#1: Install a Humidifier in Your Home
Keeping your dog's bronchitis symptoms in check starts with the air he breathes, and a humidifier will help you take that first step. Humidifiers are an excellent way to soothe chronic cough by keeping the air moist. If you don't have a humidifier at your disposal, you can try running a hot shower for your dog with the bathroom door closed — all that steam will help clear out the bronchial tubes and impede the mucus from becoming lodged in the lungs. This website will help you choose the optimal humidifier for your dog!
#2: Remove and Scarves or Collars
Dogs who suffer from bronchitis are more sensitive in the neck area, which is why the pressure exerted by a scarf or collar might worsen their\ symptoms. Therefore, it is recommended that dog parents limit scarf and collar time for their dogs, at least when wearing them is not necessary.
#3: Try Some Licorice Root
Both scientific research and anecdotal evidence point toward the effectiveness of licorice root in treating upper respiratory infection symptoms by inhibiting inflammation.
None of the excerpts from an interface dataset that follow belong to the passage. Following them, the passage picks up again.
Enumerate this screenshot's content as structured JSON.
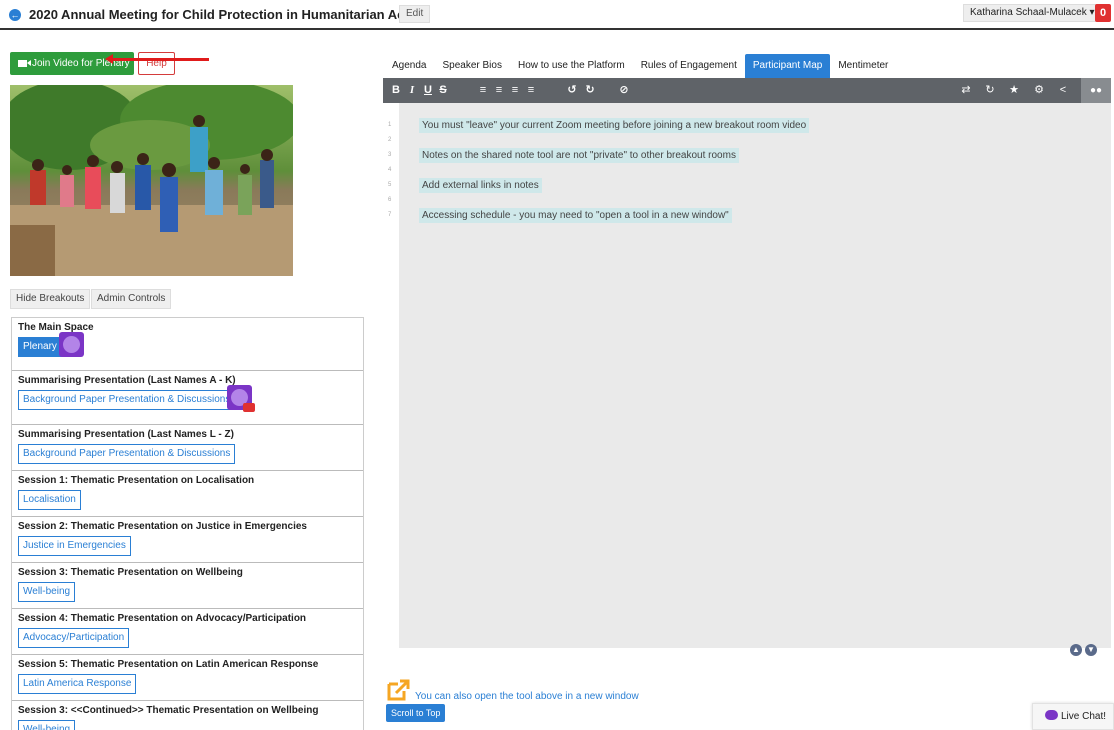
{
  "header": {
    "title": "2020 Annual Meeting for Child Protection in Humanitarian Acti...",
    "edit_label": "Edit",
    "user_name": "Katharina Schaal-Mulacek",
    "notification_count": "0"
  },
  "left": {
    "join_label": "Join Video for Plenary",
    "help_label": "Help",
    "hide_breakouts_label": "Hide Breakouts",
    "admin_controls_label": "Admin Controls",
    "rooms": [
      {
        "title": "The Main Space",
        "link": "Plenary"
      },
      {
        "title": "Summarising Presentation (Last Names A - K)",
        "link": "Background Paper Presentation & Discussions"
      },
      {
        "title": "Summarising Presentation (Last Names L - Z)",
        "link": "Background Paper Presentation & Discussions"
      },
      {
        "title": "Session 1: Thematic Presentation on Localisation",
        "link": "Localisation"
      },
      {
        "title": "Session 2: Thematic Presentation on Justice in Emergencies",
        "link": "Justice in Emergencies"
      },
      {
        "title": "Session 3: Thematic Presentation on Wellbeing",
        "link": "Well-being"
      },
      {
        "title": "Session 4: Thematic Presentation on Advocacy/Participation",
        "link": "Advocacy/Participation"
      },
      {
        "title": "Session 5: Thematic Presentation on Latin American Response",
        "link": "Latin America Response"
      },
      {
        "title": "Session 3: <<Continued>> Thematic Presentation on Wellbeing",
        "link": "Well-being"
      }
    ]
  },
  "tabs": [
    "Agenda",
    "Speaker Bios",
    "How to use the Platform",
    "Rules of Engagement",
    "Participant Map",
    "Mentimeter"
  ],
  "editor": {
    "line_numbers": [
      "1",
      "2",
      "3",
      "4",
      "5",
      "6",
      "7"
    ],
    "lines": [
      "You must \"leave\" your current Zoom meeting before joining a new breakout room video",
      "Notes on the shared note tool are not \"private\" to other breakout rooms",
      "Add external links in notes",
      "Accessing schedule - you may need to \"open a tool in a new window\""
    ]
  },
  "footer": {
    "open_new_text": "You can also open the tool above in a new window",
    "scroll_top_label": "Scroll to Top",
    "live_chat_label": "Live Chat!"
  },
  "colors": {
    "accent": "#2a7fd4",
    "join_green": "#2e9c3c",
    "badge_red": "#e03131",
    "avatar_purple": "#7b35c6",
    "toolbar_grey": "#5f6368"
  }
}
If you're considering using licorice root as a natural bronchitis remedy, you can feed it to your dog in the shape of a tincture (12-20 drops/20 pounds of body weight, twice per day) or cooled tea (1 teaspoon of licorice root per cup of water).
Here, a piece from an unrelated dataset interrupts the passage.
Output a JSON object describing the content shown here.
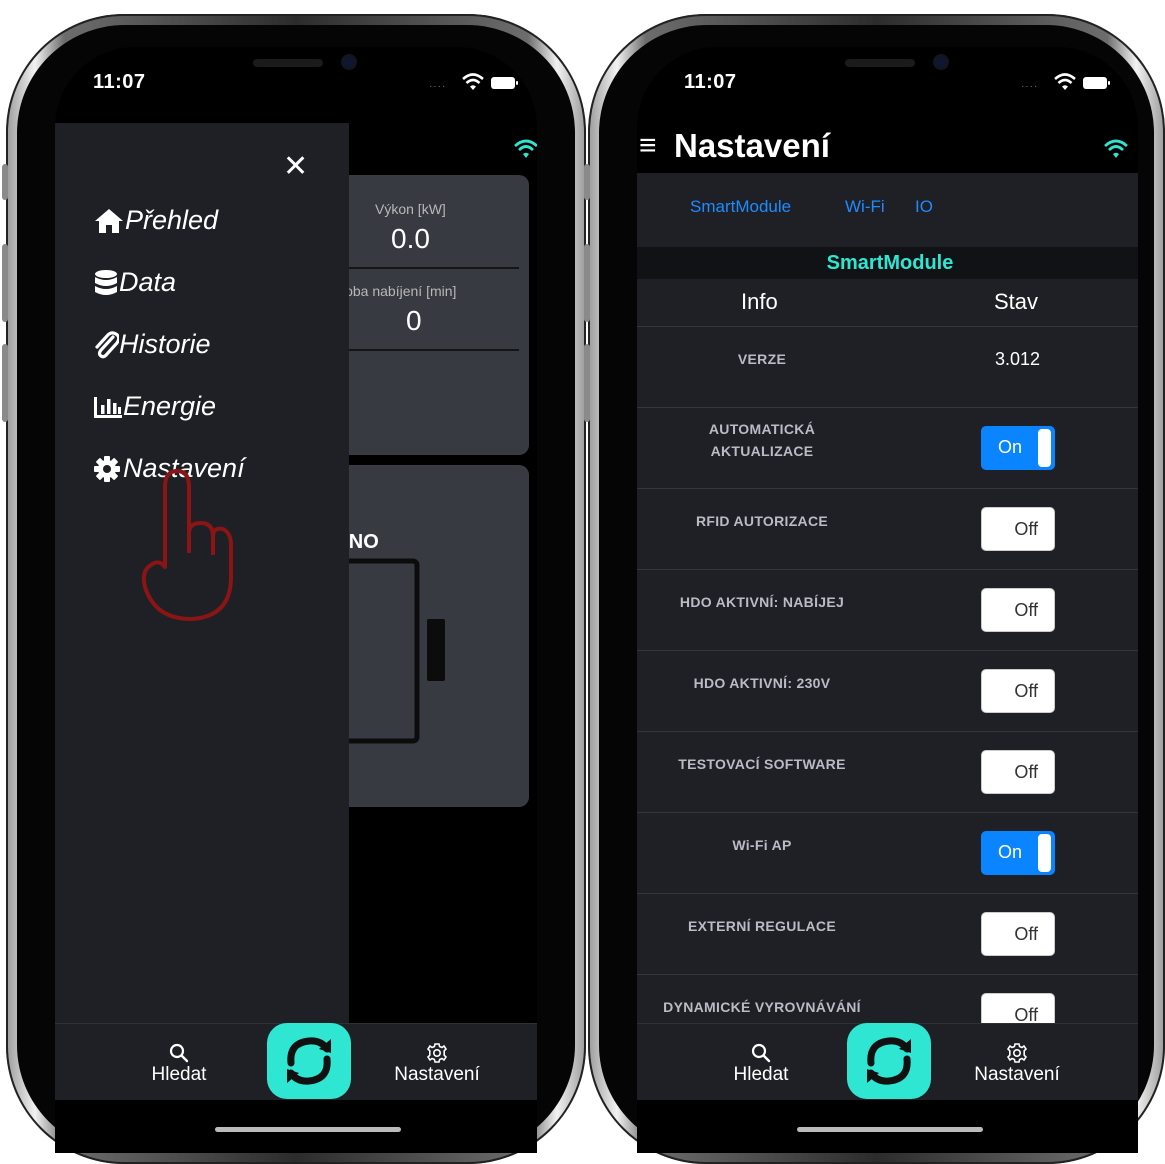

Among its impressive array of benefits, soothing and moistening the throat is another advantage of including honey in your dog's diet. And if you're set on this natural remedy, go with Manuka honey, a superfood with healing properties that benefit the respiratory system and gastrointestinal (GI) health, which go above and beyond regular honey! All you have to do is mix honey and warm water with a bit of lemon and let the dog drink the mixture from the bowl. Otherwise, you can use a small syringe to apply the mixture to your dog's throat for quicker results. All that moisture and antibacterial properties will work wonders on your dog's respiratory system!
Last on the list of natural dog bronchitis remedies we have dandelions, a rich source of nutrients (e.g., vitamins and antioxidants) that will fortify your dog's cardiovascular system and help him ward off bronchitis symptoms. The most straightforward methods of including dandelions in your dog's diet are adding a teaspoon of dry leaves to his food bowl or going with dandelion root essence. Or have a shot at making your own dandelion oil!
When is It Time to Go to the Vet?
You've tried all the remedies in the book, but your dog's cough is still resounding throughout the house? It might be time to pay a visit to the vet. As mentioned earlier, bronchitis manifests symptoms identical to other cardiovascular or respiratory diseases (e.g., heart disease or tracheal collapse). Other diseases, such as kennel cough, are highly contagious, putting the canine population at risk of infection. Therefore, after the first few days of recurrent symptoms, if the cough doesn't go away even after removing the allergens, then it's time to consider veterinary care.
Schedule a Consultation with Volhard Dog Nutrition to Learn More about Canine Nutrition!
Bronchitis doesn't have to become a nuisance for your dog's respiratory system, and with today's knowledge, you're ready to prevent, recognize, and treat this disease before it can affect your dog's well-being! However, don't hesitate to see a specialist the second you notice worsened symptoms that require medical attention. For more advice on dog nutrition, health, and training, make sure that you contact us and check out our blog!
Volhard Dog Nutrition and its expert nutritionists are now offering online consultations to help more dog parents discover why, what, and how to feed their dogs the healthiest of foods! Speaking to a Volhard nutritionist will help you understand the inseparable relationship between healthy food, a healthy body, and a healthy mind. If you're interested in contacting one of our Volhard nutritionists, don't hesitate to access our consultation page!